In 2012, another attempt was made at inviting the private sector to build such a facility. But in June this year, the Singapore Sports Council (SSC), the body tasked with getting the project off the ground six years ago, said it will not go ahead with a second tender.
Why did the endeavours fail? Well, there were several factors at play, but the biggest one must have been the failure to realise the magnitude, complexity and uniqueness of the project. For one, racing circuits are not commercially viable on their own. Most, if not all, incur losses consistently. So, for them to exist there has to be some form of public subsidy.
To expect the private sector to fully finance, build and operate such a facility is unrealistic. Some form of public private partnership would have been the preferred way. That is, if the country viewed a motorsports venue as a bona fi de sports facility (like Kallang’s Singapore Sports Hub) in the first place.
That doesn’t appear to be the case with the Changi racetrack project. While some quarters in Government view it as an endeavour of some value, others see it as little more than a playground for the rich. If this had been the case, we should not have started in the first place. The fiasco is a major embarrassment to Singapore. From a policy standpoint, the initiative could have been better thought through.

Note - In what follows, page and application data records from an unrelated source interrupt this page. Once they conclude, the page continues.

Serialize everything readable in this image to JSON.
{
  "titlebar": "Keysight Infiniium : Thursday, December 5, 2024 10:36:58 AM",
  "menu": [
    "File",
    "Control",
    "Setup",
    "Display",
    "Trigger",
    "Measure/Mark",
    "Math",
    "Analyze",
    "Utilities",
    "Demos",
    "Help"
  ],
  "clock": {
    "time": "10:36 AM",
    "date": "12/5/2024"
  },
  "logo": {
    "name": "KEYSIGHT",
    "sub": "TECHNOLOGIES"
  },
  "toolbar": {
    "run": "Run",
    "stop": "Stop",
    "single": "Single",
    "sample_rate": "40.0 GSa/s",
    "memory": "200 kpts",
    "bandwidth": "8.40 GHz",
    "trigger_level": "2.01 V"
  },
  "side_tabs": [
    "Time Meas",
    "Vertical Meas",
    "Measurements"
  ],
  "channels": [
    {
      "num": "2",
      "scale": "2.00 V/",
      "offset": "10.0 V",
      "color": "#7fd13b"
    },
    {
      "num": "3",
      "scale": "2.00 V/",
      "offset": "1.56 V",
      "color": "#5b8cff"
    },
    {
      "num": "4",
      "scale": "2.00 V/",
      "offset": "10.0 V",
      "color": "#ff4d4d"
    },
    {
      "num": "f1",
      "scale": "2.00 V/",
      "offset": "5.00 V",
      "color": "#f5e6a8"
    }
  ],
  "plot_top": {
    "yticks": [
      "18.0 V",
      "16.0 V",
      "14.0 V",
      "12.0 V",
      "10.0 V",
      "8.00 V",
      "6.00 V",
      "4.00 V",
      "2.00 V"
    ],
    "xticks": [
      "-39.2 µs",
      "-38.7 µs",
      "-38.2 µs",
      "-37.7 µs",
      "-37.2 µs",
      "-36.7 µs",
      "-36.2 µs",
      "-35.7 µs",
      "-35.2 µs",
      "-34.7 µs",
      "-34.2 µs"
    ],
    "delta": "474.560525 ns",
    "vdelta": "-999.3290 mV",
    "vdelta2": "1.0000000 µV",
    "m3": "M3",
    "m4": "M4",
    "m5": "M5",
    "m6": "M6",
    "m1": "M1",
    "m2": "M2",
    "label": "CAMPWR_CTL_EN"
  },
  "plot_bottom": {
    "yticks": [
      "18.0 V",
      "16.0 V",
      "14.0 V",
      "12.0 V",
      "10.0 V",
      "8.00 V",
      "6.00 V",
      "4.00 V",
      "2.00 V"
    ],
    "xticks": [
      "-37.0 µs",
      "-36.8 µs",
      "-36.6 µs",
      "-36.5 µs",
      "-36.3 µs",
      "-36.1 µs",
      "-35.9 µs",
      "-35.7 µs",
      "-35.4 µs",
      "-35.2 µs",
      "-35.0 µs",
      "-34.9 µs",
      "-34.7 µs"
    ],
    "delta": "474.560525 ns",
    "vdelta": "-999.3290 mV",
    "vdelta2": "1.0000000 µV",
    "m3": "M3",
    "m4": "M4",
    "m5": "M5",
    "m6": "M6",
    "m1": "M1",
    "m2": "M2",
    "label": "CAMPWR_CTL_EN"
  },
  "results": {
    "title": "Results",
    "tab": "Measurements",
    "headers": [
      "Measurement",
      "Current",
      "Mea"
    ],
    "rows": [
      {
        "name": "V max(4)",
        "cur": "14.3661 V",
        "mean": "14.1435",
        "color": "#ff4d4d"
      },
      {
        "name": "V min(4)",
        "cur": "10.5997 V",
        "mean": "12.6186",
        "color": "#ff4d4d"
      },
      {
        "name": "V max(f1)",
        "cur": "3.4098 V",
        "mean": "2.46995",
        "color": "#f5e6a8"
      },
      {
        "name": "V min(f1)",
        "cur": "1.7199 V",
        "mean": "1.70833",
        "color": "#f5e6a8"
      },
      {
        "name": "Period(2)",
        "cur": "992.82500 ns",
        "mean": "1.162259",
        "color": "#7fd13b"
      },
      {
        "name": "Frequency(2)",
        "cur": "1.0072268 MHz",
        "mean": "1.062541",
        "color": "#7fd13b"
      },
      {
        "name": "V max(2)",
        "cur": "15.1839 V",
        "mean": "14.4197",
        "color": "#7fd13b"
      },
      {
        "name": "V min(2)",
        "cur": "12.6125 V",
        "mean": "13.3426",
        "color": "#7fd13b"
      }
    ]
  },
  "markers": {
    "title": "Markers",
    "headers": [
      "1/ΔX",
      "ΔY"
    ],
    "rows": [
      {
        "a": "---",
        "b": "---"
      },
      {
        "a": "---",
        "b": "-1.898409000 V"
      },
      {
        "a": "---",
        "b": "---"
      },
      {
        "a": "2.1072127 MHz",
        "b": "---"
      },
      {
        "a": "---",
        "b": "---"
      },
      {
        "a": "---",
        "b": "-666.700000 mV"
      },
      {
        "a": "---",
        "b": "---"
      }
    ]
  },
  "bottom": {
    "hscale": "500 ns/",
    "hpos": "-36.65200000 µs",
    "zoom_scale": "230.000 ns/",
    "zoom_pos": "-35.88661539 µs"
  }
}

And such a project would have benefitted from a strong champion – perhaps a powerful ministry, which would have paved a much smoother path.
On another front, the cost of the land plot as well as its relatively short lease of 30 years proved to be a major hurdle, too. SG Changi, the consortium that won the bid to build the project in March 2010, paid $36 million for the 41-hectare site. Interestingly, the Marina Bay Golf Course was built on a prime 68-hectare site for $45 million. Is golf a sport for the masses?
Of course, one wonders if the selection process could have been more thorough. If SG Changi was the only party to have put serious money down, alarm bells should have rung. The background of the group, track record of the partners, or where they got their funds, should have been scrutinised. Ditto a document similar to a banker’s guarantee provided by the bidder, which is alleged to have been forged. (The CPIB and CAD have been investigating the case since late 2010.)
Was there wrongdoing? If so, who should be held responsible? These questions and many more must be answered if Singapore’s reputation for accountability is to be preserved.
This article was written by Christopher Tan, consulting editor for Torque.